■ Problem requirements ■
Look through the entries below, please, and copy every line with the word "foodpanda".

■ Given information ■
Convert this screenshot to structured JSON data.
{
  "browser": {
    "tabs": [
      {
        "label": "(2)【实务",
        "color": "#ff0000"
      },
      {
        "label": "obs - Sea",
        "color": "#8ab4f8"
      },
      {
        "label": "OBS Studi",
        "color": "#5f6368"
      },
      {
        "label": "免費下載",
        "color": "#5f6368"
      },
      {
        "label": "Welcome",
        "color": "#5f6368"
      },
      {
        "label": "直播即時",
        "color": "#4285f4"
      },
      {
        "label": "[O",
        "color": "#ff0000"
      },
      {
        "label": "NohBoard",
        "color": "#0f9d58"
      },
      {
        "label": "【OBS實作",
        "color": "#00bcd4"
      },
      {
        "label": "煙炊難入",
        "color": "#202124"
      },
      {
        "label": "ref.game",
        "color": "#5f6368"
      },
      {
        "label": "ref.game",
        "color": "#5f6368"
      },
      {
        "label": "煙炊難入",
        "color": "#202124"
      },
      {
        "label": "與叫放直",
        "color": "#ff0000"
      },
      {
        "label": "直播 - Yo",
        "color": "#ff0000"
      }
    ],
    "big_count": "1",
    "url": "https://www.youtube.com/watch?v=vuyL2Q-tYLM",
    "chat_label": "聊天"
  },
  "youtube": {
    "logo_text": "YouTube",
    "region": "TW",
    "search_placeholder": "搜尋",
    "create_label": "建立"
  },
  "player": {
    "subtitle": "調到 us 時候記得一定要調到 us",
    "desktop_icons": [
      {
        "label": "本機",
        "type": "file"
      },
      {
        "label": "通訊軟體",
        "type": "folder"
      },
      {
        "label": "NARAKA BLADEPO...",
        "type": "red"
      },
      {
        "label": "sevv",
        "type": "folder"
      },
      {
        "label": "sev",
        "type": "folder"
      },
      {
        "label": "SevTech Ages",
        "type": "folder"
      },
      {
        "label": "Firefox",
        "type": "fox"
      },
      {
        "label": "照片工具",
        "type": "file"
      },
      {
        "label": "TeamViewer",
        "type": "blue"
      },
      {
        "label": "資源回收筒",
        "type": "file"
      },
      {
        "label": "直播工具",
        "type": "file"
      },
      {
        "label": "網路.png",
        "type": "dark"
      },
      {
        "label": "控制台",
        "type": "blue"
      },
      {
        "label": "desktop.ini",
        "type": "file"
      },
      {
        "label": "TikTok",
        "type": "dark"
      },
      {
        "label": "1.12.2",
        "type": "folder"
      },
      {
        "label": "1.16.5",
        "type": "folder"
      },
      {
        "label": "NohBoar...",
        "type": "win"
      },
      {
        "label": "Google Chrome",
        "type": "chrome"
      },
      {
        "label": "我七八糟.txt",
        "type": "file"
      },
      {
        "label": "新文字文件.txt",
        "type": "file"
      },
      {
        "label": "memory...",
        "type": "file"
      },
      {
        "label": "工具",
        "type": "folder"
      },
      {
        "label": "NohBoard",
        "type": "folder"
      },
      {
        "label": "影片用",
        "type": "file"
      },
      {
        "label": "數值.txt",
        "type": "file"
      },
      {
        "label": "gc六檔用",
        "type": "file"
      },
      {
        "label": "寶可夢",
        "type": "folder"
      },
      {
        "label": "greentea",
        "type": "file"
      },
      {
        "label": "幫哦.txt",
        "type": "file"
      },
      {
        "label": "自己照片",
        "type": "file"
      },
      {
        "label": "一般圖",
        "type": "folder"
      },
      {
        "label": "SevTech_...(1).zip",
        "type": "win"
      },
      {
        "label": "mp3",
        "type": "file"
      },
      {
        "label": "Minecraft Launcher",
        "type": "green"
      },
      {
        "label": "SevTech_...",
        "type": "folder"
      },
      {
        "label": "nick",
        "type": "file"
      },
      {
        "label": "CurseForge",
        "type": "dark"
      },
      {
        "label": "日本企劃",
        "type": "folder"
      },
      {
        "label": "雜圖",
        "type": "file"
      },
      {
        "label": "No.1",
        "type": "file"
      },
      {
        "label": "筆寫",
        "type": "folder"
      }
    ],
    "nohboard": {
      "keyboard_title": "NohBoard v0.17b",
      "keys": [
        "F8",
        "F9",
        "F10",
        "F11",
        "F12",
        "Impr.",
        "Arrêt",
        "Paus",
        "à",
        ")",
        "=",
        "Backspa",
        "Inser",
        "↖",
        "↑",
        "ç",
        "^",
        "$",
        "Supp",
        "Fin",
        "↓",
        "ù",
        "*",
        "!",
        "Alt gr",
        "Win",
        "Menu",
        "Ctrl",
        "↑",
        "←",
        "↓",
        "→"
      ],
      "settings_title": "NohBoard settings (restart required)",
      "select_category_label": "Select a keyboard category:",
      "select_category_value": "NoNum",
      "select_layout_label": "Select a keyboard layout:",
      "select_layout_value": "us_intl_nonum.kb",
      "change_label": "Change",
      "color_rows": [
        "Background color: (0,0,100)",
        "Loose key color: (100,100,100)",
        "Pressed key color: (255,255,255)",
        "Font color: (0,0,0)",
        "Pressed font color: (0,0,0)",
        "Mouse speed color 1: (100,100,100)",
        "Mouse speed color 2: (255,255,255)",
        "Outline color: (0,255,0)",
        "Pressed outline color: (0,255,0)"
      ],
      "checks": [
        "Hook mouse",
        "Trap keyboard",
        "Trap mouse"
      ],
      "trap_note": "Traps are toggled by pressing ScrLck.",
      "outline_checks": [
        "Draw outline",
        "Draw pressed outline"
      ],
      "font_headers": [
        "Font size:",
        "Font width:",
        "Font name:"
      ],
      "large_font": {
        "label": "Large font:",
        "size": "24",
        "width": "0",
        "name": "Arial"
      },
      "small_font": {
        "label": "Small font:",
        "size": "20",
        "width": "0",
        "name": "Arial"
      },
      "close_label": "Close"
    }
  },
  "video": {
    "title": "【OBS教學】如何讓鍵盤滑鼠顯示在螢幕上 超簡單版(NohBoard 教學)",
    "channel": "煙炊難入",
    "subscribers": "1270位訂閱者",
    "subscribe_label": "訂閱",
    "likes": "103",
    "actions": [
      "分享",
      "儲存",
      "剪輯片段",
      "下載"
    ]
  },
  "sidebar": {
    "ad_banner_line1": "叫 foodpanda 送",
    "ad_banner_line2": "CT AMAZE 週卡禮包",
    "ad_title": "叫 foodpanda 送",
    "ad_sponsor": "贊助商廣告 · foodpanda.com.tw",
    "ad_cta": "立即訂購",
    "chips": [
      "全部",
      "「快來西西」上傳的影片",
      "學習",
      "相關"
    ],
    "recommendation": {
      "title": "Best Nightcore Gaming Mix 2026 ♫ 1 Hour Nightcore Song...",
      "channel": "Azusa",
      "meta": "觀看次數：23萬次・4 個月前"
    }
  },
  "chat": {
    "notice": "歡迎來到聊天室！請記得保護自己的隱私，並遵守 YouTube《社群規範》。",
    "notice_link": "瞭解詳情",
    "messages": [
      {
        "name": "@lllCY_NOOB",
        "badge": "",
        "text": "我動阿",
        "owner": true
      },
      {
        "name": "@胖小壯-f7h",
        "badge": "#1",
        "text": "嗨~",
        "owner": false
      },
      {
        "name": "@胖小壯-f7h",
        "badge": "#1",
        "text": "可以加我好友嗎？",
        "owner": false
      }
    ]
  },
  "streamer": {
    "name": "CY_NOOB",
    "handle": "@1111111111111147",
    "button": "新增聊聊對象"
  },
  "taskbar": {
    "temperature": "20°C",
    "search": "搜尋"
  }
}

■ Written answer ■
    "ad_banner_line1": "叫 foodpanda 送",
    "ad_title": "叫 foodpanda 送",
    "ad_sponsor": "贊助商廣告 · foodpanda.com.tw",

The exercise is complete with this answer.